OVER HOW TO DEAL WITH THE DISEASE
AP 5 April 2001
Dissidents say HIV testing and use of AIDS drugs should be halted
in Africa, with dissidents urging a halt to HIV testing and the use of
President Thabo Mbeki established the advisory council last year and
came under fire for including revisionist theorists, many of whom
question whether HIV causes the disease, the effectiveness of AIDS
medication and whether AIDS exists at all.
The 134 page report said the panel's two factions had a "fundamental
disagreement" on the cause of AIDS and, as a result, had emerged with
"different sets of recommendations."
The dissidents urged the suspension of all HIV testing and said, AIDS
medication no longer should be prescribed. They also recommended that
the government devote its resources to eradicating malaria,
tuberculosis and other "prominent AIDS defining diseases."
Among their recommendations for preventing AIDS were detoxification
of the body through massage therapy, music therapy, yoga and
spiritual care, and the use of supplements such as ginseng, Chinese
cucumber, aloe vera, garlic and echinacea.
The mainstream scientists urged HIV testing and the use of anti-
retroviral drugs. "A stronger emphasis should be placed on sex
education," they said, including more widespread condom use and
treatment of sexually transmitted diseases.
Both sides agreed on the need to continue to improve social

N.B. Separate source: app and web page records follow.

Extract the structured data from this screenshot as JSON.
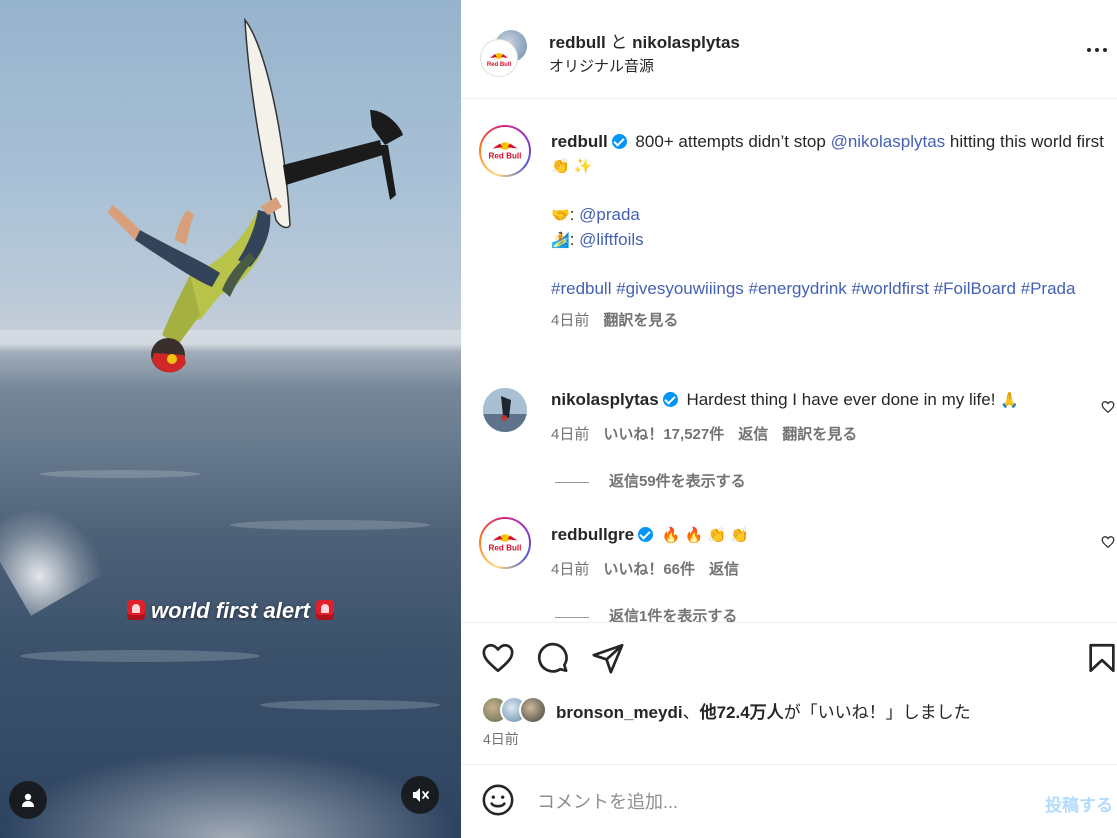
{
  "media": {
    "caption_text": "world first alert",
    "alarm_icon": "police-light-icon",
    "user_icon": "person-icon",
    "mute_icon": "speaker-muted-icon"
  },
  "header": {
    "username1": "redbull",
    "connector": "と",
    "username2": "nikolasplytas",
    "audio": "オリジナル音源",
    "avatar_label": "Red Bull"
  },
  "post": {
    "username": "redbull",
    "caption_pre": "800+ attempts didn’t stop ",
    "mention": "@nikolasplytas",
    "caption_post": " hitting this world first",
    "caption_emoji": "👏 ✨",
    "credit1_emoji": "🤝",
    "credit1": "@prada",
    "credit2_emoji": "🏄",
    "credit2": "@liftfoils",
    "hashtags": "#redbull #givesyouwiiings #energydrink #worldfirst #FoilBoard #Prada",
    "time": "4日前",
    "translate": "翻訳を見る"
  },
  "comments": [
    {
      "username": "nikolasplytas",
      "text": "Hardest thing I have ever done in my life!",
      "emoji": "🙏",
      "time": "4日前",
      "likes": "いいね！17,527件",
      "reply": "返信",
      "translate": "翻訳を見る",
      "view_replies": "返信59件を表示する"
    },
    {
      "username": "redbullgre",
      "text": "🔥 🔥 👏 👏",
      "time": "4日前",
      "likes": "いいね！66件",
      "reply": "返信",
      "view_replies": "返信1件を表示する"
    }
  ],
  "likes": {
    "first_user": "bronson_meydi",
    "separator": "、",
    "others": "他72.4万人",
    "suffix": "が「いいね！」しました"
  },
  "date": "4日前",
  "add_comment": {
    "placeholder": "コメントを追加...",
    "post_label": "投稿する"
  },
  "colors": {
    "link": "#4561b4",
    "verified": "#0095f6",
    "post_disabled": "#b3dbff",
    "muted_text": "#737373"
  }
}
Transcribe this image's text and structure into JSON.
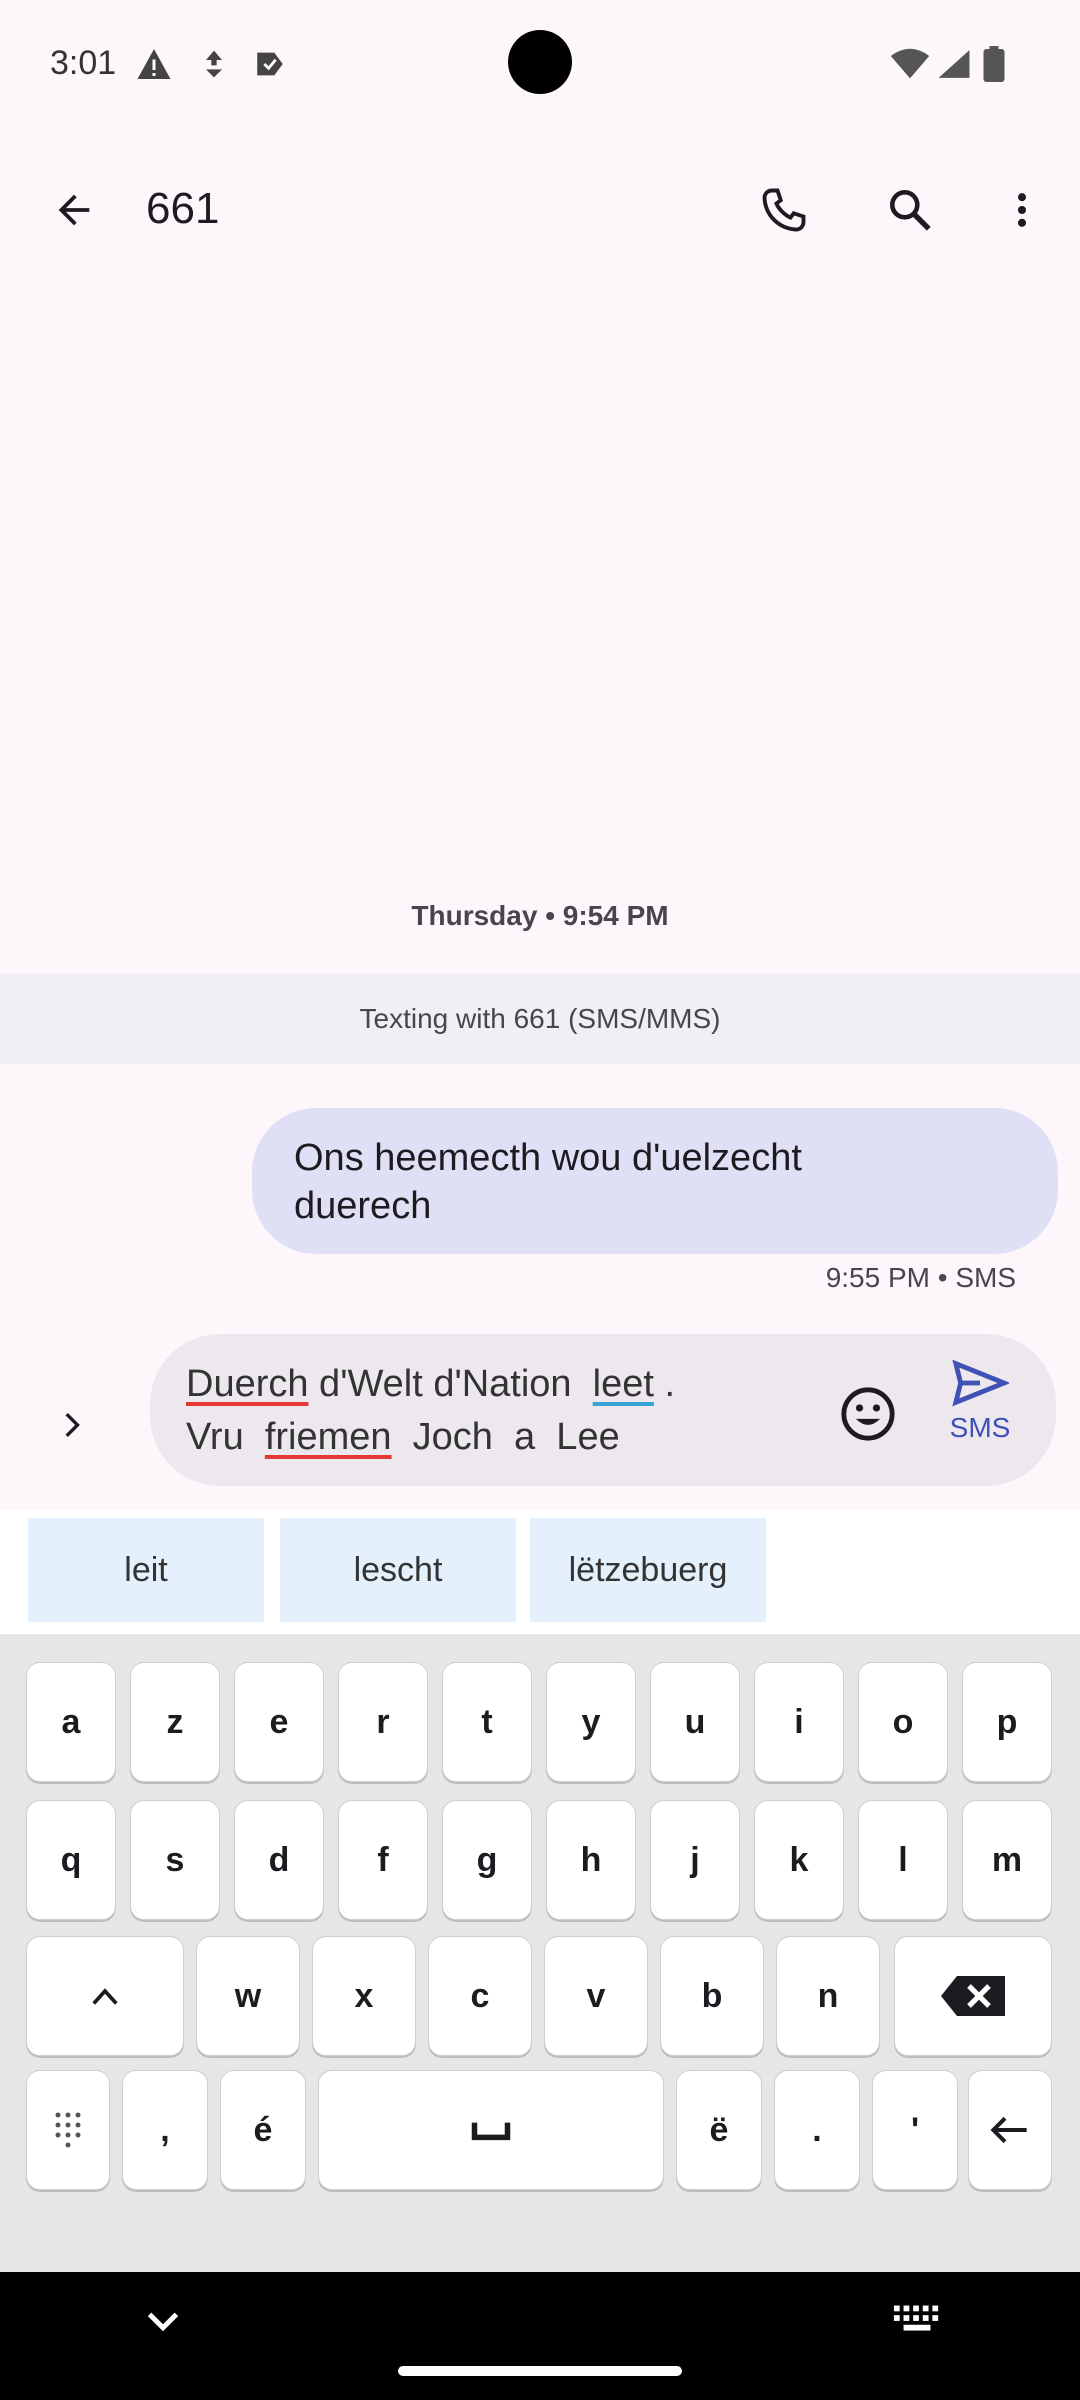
{
  "status_bar": {
    "time": "3:01"
  },
  "header": {
    "title": "661"
  },
  "conversation": {
    "date_divider": "Thursday • 9:54 PM",
    "texting_banner": "Texting with 661 (SMS/MMS)",
    "messages": [
      {
        "text_line1": "Ons heemecth  wou d'uelzecht",
        "text_line2": "duerech",
        "meta": "9:55 PM • SMS"
      }
    ]
  },
  "compose": {
    "words": [
      "Duerch",
      " d'Welt d'Nation  ",
      "leet",
      " .",
      "Vru  ",
      "friemen",
      "  Joch  a  Lee"
    ],
    "send_label": "SMS"
  },
  "keyboard": {
    "suggestions": [
      "leit",
      "lescht",
      "lëtzebuerg"
    ],
    "row1": [
      "a",
      "z",
      "e",
      "r",
      "t",
      "y",
      "u",
      "i",
      "o",
      "p"
    ],
    "row2": [
      "q",
      "s",
      "d",
      "f",
      "g",
      "h",
      "j",
      "k",
      "l",
      "m"
    ],
    "row3": [
      "w",
      "x",
      "c",
      "v",
      "b",
      "n"
    ],
    "row4": {
      "comma": ",",
      "e_acute": "é",
      "e_umlaut": "ë",
      "period": ".",
      "apostrophe": "'"
    }
  }
}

conditions, reduce poverty and improve nutrition - factors that Mbeki
has said would help curb the spread of the disease. About 4.7 million
South Africans are infected with HIV.

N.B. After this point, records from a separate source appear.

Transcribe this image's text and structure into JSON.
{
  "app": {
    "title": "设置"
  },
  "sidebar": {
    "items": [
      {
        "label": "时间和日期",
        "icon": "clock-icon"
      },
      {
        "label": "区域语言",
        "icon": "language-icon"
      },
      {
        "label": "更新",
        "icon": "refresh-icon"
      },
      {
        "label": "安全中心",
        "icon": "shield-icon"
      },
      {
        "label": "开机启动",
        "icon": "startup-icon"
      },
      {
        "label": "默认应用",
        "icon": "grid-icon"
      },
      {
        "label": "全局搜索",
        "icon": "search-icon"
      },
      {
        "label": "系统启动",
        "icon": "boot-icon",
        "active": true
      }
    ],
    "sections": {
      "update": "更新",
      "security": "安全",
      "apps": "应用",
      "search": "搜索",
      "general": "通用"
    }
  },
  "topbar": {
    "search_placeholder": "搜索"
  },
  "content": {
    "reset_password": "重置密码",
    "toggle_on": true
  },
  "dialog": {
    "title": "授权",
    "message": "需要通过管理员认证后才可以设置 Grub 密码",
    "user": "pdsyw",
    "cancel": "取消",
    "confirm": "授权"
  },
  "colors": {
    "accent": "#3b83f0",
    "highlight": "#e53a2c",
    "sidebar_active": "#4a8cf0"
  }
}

Dr. Manto Tshabalala-Msimang, South Africa's health minister, said
the government would not change its AIDS policy because of the report.

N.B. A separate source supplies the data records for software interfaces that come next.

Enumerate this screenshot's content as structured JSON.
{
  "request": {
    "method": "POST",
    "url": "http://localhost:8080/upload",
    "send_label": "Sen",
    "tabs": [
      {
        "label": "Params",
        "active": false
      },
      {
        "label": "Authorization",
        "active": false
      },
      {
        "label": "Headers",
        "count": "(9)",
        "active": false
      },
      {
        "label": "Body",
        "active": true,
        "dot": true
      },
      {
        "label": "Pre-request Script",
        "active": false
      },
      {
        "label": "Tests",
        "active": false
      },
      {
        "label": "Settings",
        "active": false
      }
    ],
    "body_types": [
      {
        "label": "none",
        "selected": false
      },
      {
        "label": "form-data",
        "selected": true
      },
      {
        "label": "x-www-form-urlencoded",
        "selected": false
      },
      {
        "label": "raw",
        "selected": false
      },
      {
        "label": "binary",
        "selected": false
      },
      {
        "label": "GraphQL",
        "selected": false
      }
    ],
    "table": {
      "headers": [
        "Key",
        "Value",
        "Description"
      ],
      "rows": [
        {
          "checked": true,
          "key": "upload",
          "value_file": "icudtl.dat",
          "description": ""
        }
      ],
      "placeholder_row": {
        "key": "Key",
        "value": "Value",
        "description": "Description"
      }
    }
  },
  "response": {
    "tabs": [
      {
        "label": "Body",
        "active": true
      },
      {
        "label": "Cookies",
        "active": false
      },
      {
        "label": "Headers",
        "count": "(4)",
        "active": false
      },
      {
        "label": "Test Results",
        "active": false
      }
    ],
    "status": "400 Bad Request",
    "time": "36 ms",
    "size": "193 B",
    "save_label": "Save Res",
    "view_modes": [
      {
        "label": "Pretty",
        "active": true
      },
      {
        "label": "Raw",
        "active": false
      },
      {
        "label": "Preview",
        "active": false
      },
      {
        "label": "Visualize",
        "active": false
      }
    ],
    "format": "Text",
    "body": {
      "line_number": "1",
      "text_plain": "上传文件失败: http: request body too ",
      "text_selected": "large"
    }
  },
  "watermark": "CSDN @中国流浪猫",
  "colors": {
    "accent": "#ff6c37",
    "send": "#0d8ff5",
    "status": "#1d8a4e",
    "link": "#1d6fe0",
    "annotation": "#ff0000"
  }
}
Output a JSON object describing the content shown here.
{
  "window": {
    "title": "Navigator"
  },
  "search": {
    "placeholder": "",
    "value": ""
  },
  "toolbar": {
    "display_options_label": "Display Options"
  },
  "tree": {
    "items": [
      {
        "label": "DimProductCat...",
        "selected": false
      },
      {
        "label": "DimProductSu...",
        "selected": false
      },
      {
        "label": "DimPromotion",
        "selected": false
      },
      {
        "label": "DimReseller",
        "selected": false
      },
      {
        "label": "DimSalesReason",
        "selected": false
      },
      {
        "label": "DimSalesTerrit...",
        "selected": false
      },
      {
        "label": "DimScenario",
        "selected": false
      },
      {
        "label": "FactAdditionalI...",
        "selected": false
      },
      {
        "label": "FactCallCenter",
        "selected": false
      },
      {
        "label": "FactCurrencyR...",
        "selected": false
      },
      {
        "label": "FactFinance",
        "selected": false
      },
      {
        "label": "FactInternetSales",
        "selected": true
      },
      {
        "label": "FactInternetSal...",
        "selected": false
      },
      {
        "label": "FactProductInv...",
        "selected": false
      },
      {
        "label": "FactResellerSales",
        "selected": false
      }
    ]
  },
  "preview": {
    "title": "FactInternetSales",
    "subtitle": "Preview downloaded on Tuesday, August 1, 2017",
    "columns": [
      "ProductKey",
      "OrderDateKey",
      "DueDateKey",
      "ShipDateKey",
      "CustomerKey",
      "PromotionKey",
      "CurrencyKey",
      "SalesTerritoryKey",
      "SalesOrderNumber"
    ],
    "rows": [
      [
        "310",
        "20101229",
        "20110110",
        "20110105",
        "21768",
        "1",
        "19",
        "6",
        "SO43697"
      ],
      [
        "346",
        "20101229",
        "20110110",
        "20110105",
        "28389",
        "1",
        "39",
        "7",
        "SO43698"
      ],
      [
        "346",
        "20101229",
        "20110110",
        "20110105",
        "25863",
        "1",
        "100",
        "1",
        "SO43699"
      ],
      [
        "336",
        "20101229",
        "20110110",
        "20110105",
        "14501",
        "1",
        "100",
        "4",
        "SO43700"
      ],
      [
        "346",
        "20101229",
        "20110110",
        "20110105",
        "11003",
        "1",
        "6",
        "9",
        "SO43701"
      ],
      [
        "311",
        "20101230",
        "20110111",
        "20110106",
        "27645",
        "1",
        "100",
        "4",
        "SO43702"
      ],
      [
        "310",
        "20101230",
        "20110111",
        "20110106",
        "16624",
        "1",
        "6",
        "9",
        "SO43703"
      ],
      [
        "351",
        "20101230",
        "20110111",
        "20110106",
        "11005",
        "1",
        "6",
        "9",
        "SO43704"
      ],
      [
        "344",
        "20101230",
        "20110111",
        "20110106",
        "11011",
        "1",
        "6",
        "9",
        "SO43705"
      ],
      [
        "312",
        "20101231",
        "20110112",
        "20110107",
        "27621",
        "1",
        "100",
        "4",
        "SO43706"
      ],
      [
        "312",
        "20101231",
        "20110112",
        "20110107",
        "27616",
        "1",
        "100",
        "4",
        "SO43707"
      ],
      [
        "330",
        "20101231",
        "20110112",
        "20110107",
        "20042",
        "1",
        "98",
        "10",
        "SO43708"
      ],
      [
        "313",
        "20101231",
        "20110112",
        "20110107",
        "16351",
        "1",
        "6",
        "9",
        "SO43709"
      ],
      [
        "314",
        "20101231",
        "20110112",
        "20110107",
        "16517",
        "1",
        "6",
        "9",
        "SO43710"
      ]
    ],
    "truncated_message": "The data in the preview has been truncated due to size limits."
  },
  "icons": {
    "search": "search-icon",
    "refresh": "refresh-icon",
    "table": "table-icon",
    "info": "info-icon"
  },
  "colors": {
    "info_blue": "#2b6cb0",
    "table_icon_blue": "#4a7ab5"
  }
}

"Pending the outcome of further research, the debates of the panel
have not provided grounds for the government to depart from its
current approach to the HIV/AIDS problem, which is rooted in the
premise that HIV causes AIDS," she said in a news release.
AIDS activists have asserted that Mbeki's flirtation with the
dissident AIDS theorists damaged prevention efforts, giving South
Africans an excuse not to practice safe sex.